**WORK REQUEST**
Could you retype all of the entries exactly, without their pictures?
EXTRACTED ENTRIES Block Start
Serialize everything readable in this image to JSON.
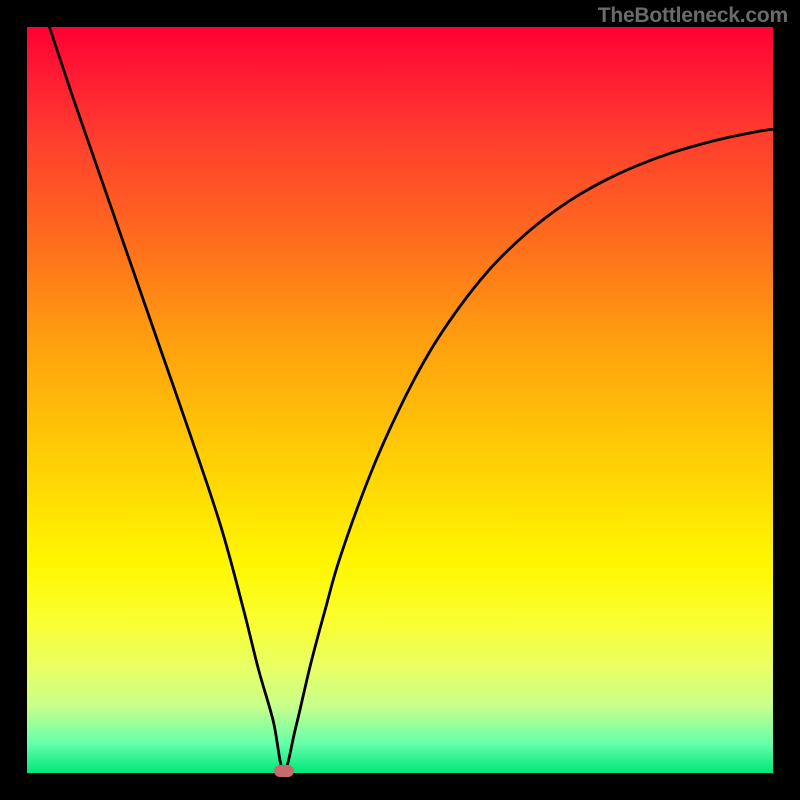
{
  "watermark": "TheBottleneck.com",
  "chart_data": {
    "type": "line",
    "title": "",
    "xlabel": "",
    "ylabel": "",
    "xlim": [
      0,
      100
    ],
    "ylim": [
      0,
      100
    ],
    "grid": false,
    "legend": false,
    "series": [
      {
        "name": "curve",
        "x": [
          3,
          6,
          10,
          14,
          18,
          22,
          26,
          29,
          31,
          33,
          34.4,
          36,
          38,
          40,
          42,
          46,
          50,
          54,
          58,
          62,
          66,
          70,
          74,
          78,
          82,
          86,
          90,
          94,
          98,
          100
        ],
        "y": [
          100,
          91,
          79.5,
          68,
          56.5,
          45,
          33,
          22,
          14,
          7,
          0.3,
          6,
          14.5,
          22,
          29,
          40,
          49,
          56.5,
          62.5,
          67.5,
          71.5,
          74.8,
          77.5,
          79.7,
          81.5,
          83,
          84.2,
          85.2,
          86,
          86.3
        ]
      }
    ],
    "marker": {
      "x": 34.4,
      "y": 0.3,
      "color": "#c56b6b"
    },
    "background_gradient": [
      {
        "stop": 0.0,
        "color": "#ff0033"
      },
      {
        "stop": 0.15,
        "color": "#ff3e2e"
      },
      {
        "stop": 0.42,
        "color": "#ff9f0f"
      },
      {
        "stop": 0.72,
        "color": "#fff700"
      },
      {
        "stop": 0.91,
        "color": "#c8ff8a"
      },
      {
        "stop": 1.0,
        "color": "#00e67a"
      }
    ]
  }
}
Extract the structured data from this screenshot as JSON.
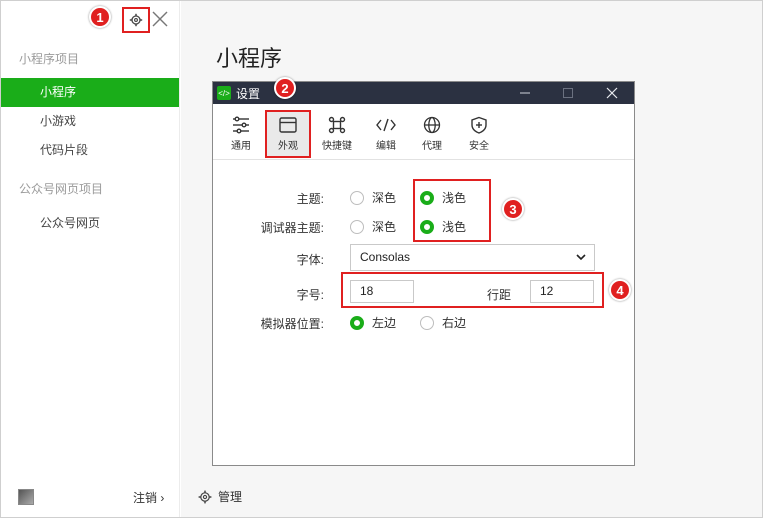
{
  "sidebar": {
    "project_section": "小程序项目",
    "items": [
      {
        "label": "小程序",
        "active": true
      },
      {
        "label": "小游戏",
        "active": false
      },
      {
        "label": "代码片段",
        "active": false
      }
    ],
    "web_section": "公众号网页项目",
    "web_items": [
      {
        "label": "公众号网页"
      }
    ],
    "logout": "注销 ›"
  },
  "main": {
    "title": "小程序",
    "manage": "管理"
  },
  "markers": [
    "1",
    "2",
    "3",
    "4"
  ],
  "dialog": {
    "title": "设置",
    "tabs": [
      {
        "label": "通用",
        "icon": "sliders-icon"
      },
      {
        "label": "外观",
        "icon": "window-icon",
        "selected": true
      },
      {
        "label": "快捷键",
        "icon": "command-key-icon"
      },
      {
        "label": "编辑",
        "icon": "code-icon"
      },
      {
        "label": "代理",
        "icon": "globe-icon"
      },
      {
        "label": "安全",
        "icon": "shield-icon"
      }
    ],
    "theme": {
      "label": "主题:",
      "options": [
        "深色",
        "浅色"
      ],
      "selected": "浅色"
    },
    "debugger_theme": {
      "label": "调试器主题:",
      "options": [
        "深色",
        "浅色"
      ],
      "selected": "浅色"
    },
    "font": {
      "label": "字体:",
      "value": "Consolas"
    },
    "font_size": {
      "label": "字号:",
      "value": "18"
    },
    "line_height": {
      "label": "行距",
      "value": "12"
    },
    "simulator_position": {
      "label": "模拟器位置:",
      "options": [
        "左边",
        "右边"
      ],
      "selected": "左边"
    }
  },
  "colors": {
    "accent": "#1aad19",
    "highlight": "#e02020",
    "titlebar": "#2b3141"
  }
}
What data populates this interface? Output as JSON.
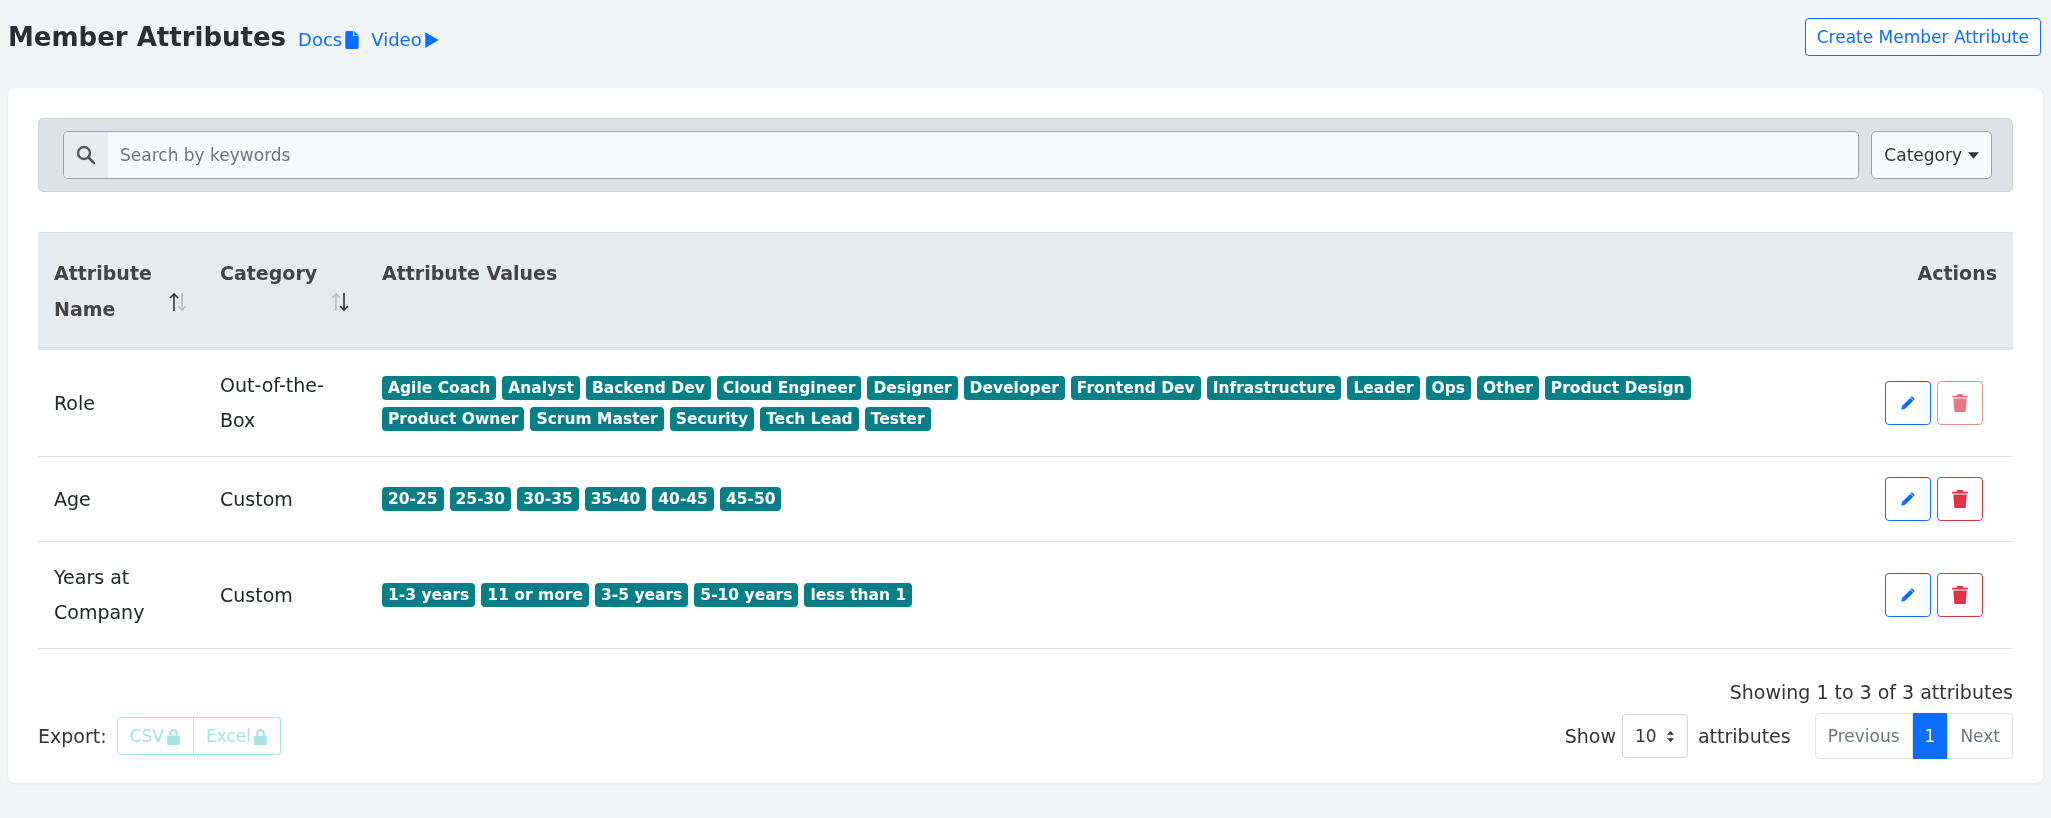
{
  "header": {
    "title": "Member Attributes",
    "links": [
      {
        "label": "Docs",
        "kind": "doc"
      },
      {
        "label": "Video",
        "kind": "video"
      }
    ],
    "create_button": "Create Member Attribute"
  },
  "filter": {
    "search": {
      "placeholder": "Search by keywords"
    },
    "category_dropdown": "Category"
  },
  "table": {
    "columns": [
      {
        "label": "Attribute Name",
        "sortable": true,
        "ascending": true
      },
      {
        "label": "Category",
        "sortable": true,
        "ascending": false
      },
      {
        "label": "Attribute Values",
        "sortable": false
      },
      {
        "label": "Actions",
        "sortable": false
      }
    ],
    "rows": [
      {
        "name": "Role",
        "category": "Out-of-the-Box",
        "values": [
          "Agile Coach",
          "Analyst",
          "Backend Dev",
          "Cloud Engineer",
          "Designer",
          "Developer",
          "Frontend Dev",
          "Infrastructure",
          "Leader",
          "Ops",
          "Other",
          "Product Design",
          "Product Owner",
          "Scrum Master",
          "Security",
          "Tech Lead",
          "Tester"
        ],
        "delete_disabled": true
      },
      {
        "name": "Age",
        "category": "Custom",
        "values": [
          "20-25",
          "25-30",
          "30-35",
          "35-40",
          "40-45",
          "45-50"
        ],
        "delete_disabled": false
      },
      {
        "name": "Years at Company",
        "category": "Custom",
        "values": [
          "1-3 years",
          "11 or more",
          "3-5 years",
          "5-10 years",
          "less than 1"
        ],
        "delete_disabled": false
      }
    ]
  },
  "export": {
    "label": "Export:",
    "buttons": [
      {
        "label": "CSV",
        "locked": true
      },
      {
        "label": "Excel",
        "locked": true
      }
    ]
  },
  "summary": "Showing 1 to 3 of 3 attributes",
  "page_size": {
    "label": "Show",
    "value": "10",
    "suffix": "attributes"
  },
  "pagination": [
    {
      "label": "Previous",
      "kind": "prev",
      "selected": false
    },
    {
      "label": "1",
      "kind": "page",
      "selected": true
    },
    {
      "label": "Next",
      "kind": "next",
      "selected": false
    }
  ]
}
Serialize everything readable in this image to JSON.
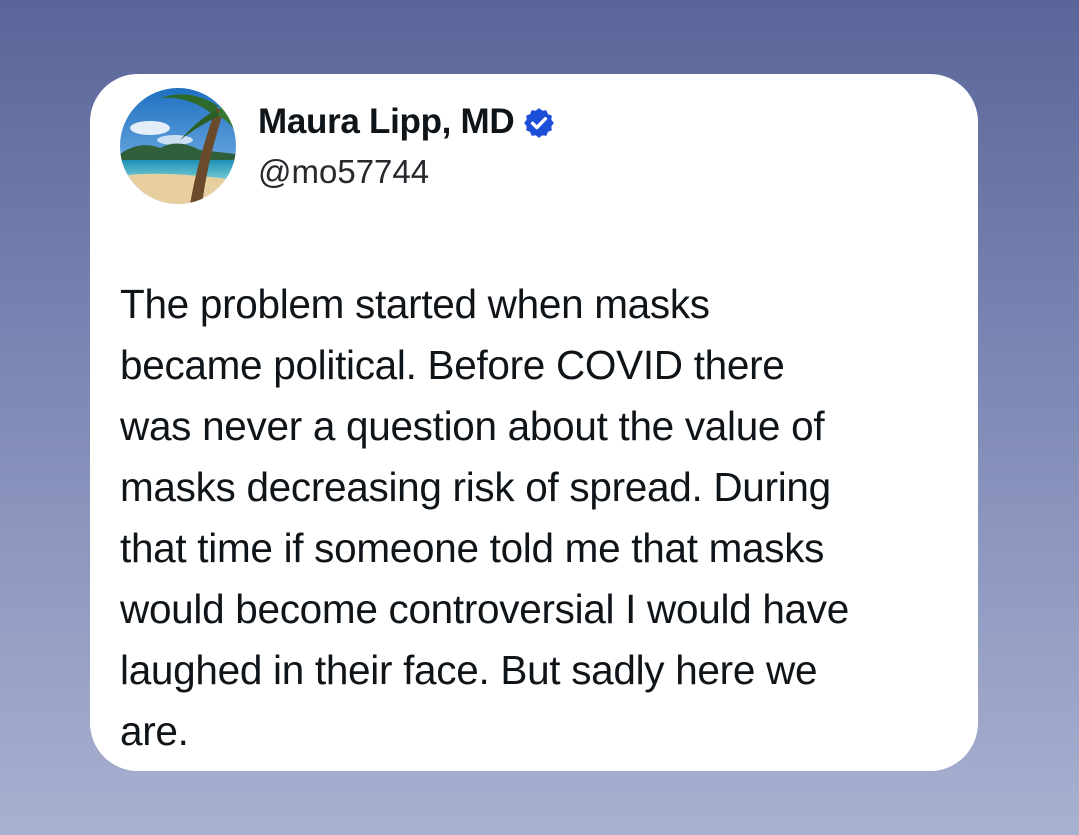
{
  "author": {
    "name": "Maura Lipp, MD",
    "handle": "@mo57744",
    "avatar_icon": "beach-palm-avatar",
    "verified_icon": "verified-badge-icon",
    "verified_color": "#1d4ed8"
  },
  "tweet": {
    "lines": [
      "The problem started when masks",
      "became political. Before COVID there",
      "was never a question about the value of",
      "masks decreasing risk of spread. During",
      "that time if someone told me that masks",
      "would become controversial I would have",
      "laughed in their face. But sadly here we",
      "are."
    ]
  },
  "colors": {
    "background_top": "#5a6699",
    "background_bottom": "#a9b1d0",
    "card": "#ffffff",
    "text": "#0f1419"
  }
}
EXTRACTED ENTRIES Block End
**REPLY TO THE TASK**
Serialize everything readable in this image to JSON.
{
  "watermark": "TheBottleneck.com",
  "chart_data": {
    "type": "line",
    "title": "",
    "xlabel": "",
    "ylabel": "",
    "xlim": [
      0,
      100
    ],
    "ylim": [
      0,
      100
    ],
    "grid": false,
    "legend": false,
    "series": [
      {
        "name": "curve",
        "x": [
          3,
          6,
          10,
          14,
          18,
          22,
          26,
          29,
          31,
          33,
          34.4,
          36,
          38,
          40,
          42,
          46,
          50,
          54,
          58,
          62,
          66,
          70,
          74,
          78,
          82,
          86,
          90,
          94,
          98,
          100
        ],
        "y": [
          100,
          91,
          79.5,
          68,
          56.5,
          45,
          33,
          22,
          14,
          7,
          0.3,
          6,
          14.5,
          22,
          29,
          40,
          49,
          56.5,
          62.5,
          67.5,
          71.5,
          74.8,
          77.5,
          79.7,
          81.5,
          83,
          84.2,
          85.2,
          86,
          86.3
        ]
      }
    ],
    "marker": {
      "x": 34.4,
      "y": 0.3,
      "color": "#c56b6b"
    },
    "background_gradient": [
      {
        "stop": 0.0,
        "color": "#ff0033"
      },
      {
        "stop": 0.15,
        "color": "#ff3e2e"
      },
      {
        "stop": 0.42,
        "color": "#ff9f0f"
      },
      {
        "stop": 0.72,
        "color": "#fff700"
      },
      {
        "stop": 0.91,
        "color": "#c8ff8a"
      },
      {
        "stop": 1.0,
        "color": "#00e67a"
      }
    ]
  }
}
Extract the structured data from this screenshot as JSON.
{
  "sidebar": {
    "project_section": "小程序项目",
    "items": [
      {
        "label": "小程序",
        "active": true
      },
      {
        "label": "小游戏",
        "active": false
      },
      {
        "label": "代码片段",
        "active": false
      }
    ],
    "web_section": "公众号网页项目",
    "web_items": [
      {
        "label": "公众号网页"
      }
    ],
    "logout": "注销 ›"
  },
  "main": {
    "title": "小程序",
    "manage": "管理"
  },
  "markers": [
    "1",
    "2",
    "3",
    "4"
  ],
  "dialog": {
    "title": "设置",
    "tabs": [
      {
        "label": "通用",
        "icon": "sliders-icon"
      },
      {
        "label": "外观",
        "icon": "window-icon",
        "selected": true
      },
      {
        "label": "快捷键",
        "icon": "command-key-icon"
      },
      {
        "label": "编辑",
        "icon": "code-icon"
      },
      {
        "label": "代理",
        "icon": "globe-icon"
      },
      {
        "label": "安全",
        "icon": "shield-icon"
      }
    ],
    "theme": {
      "label": "主题:",
      "options": [
        "深色",
        "浅色"
      ],
      "selected": "浅色"
    },
    "debugger_theme": {
      "label": "调试器主题:",
      "options": [
        "深色",
        "浅色"
      ],
      "selected": "浅色"
    },
    "font": {
      "label": "字体:",
      "value": "Consolas"
    },
    "font_size": {
      "label": "字号:",
      "value": "18"
    },
    "line_height": {
      "label": "行距",
      "value": "12"
    },
    "simulator_position": {
      "label": "模拟器位置:",
      "options": [
        "左边",
        "右边"
      ],
      "selected": "左边"
    }
  },
  "colors": {
    "accent": "#1aad19",
    "highlight": "#e02020",
    "titlebar": "#2b3141"
  }
}
What data populates this interface? Output as JSON.
{
  "header": {
    "title": "Member Attributes",
    "links": [
      {
        "label": "Docs",
        "kind": "doc"
      },
      {
        "label": "Video",
        "kind": "video"
      }
    ],
    "create_button": "Create Member Attribute"
  },
  "filter": {
    "search": {
      "placeholder": "Search by keywords"
    },
    "category_dropdown": "Category"
  },
  "table": {
    "columns": [
      {
        "label": "Attribute Name",
        "sortable": true,
        "ascending": true
      },
      {
        "label": "Category",
        "sortable": true,
        "ascending": false
      },
      {
        "label": "Attribute Values",
        "sortable": false
      },
      {
        "label": "Actions",
        "sortable": false
      }
    ],
    "rows": [
      {
        "name": "Role",
        "category": "Out-of-the-Box",
        "values": [
          "Agile Coach",
          "Analyst",
          "Backend Dev",
          "Cloud Engineer",
          "Designer",
          "Developer",
          "Frontend Dev",
          "Infrastructure",
          "Leader",
          "Ops",
          "Other",
          "Product Design",
          "Product Owner",
          "Scrum Master",
          "Security",
          "Tech Lead",
          "Tester"
        ],
        "delete_disabled": true
      },
      {
        "name": "Age",
        "category": "Custom",
        "values": [
          "20-25",
          "25-30",
          "30-35",
          "35-40",
          "40-45",
          "45-50"
        ],
        "delete_disabled": false
      },
      {
        "name": "Years at Company",
        "category": "Custom",
        "values": [
          "1-3 years",
          "11 or more",
          "3-5 years",
          "5-10 years",
          "less than 1"
        ],
        "delete_disabled": false
      }
    ]
  },
  "export": {
    "label": "Export:",
    "buttons": [
      {
        "label": "CSV",
        "locked": true
      },
      {
        "label": "Excel",
        "locked": true
      }
    ]
  },
  "summary": "Showing 1 to 3 of 3 attributes",
  "page_size": {
    "label": "Show",
    "value": "10",
    "suffix": "attributes"
  },
  "pagination": [
    {
      "label": "Previous",
      "kind": "prev",
      "selected": false
    },
    {
      "label": "1",
      "kind": "page",
      "selected": true
    },
    {
      "label": "Next",
      "kind": "next",
      "selected": false
    }
  ]
}
Serialize everything readable in this image to JSON.
{
  "author": {
    "name": "Maura Lipp, MD",
    "handle": "@mo57744",
    "avatar_icon": "beach-palm-avatar",
    "verified_icon": "verified-badge-icon",
    "verified_color": "#1d4ed8"
  },
  "tweet": {
    "lines": [
      "The problem started when masks",
      "became political. Before COVID there",
      "was never a question about the value of",
      "masks decreasing risk of spread. During",
      "that time if someone told me that masks",
      "would become controversial I would have",
      "laughed in their face. But sadly here we",
      "are."
    ]
  },
  "colors": {
    "background_top": "#5a6699",
    "background_bottom": "#a9b1d0",
    "card": "#ffffff",
    "text": "#0f1419"
  }
}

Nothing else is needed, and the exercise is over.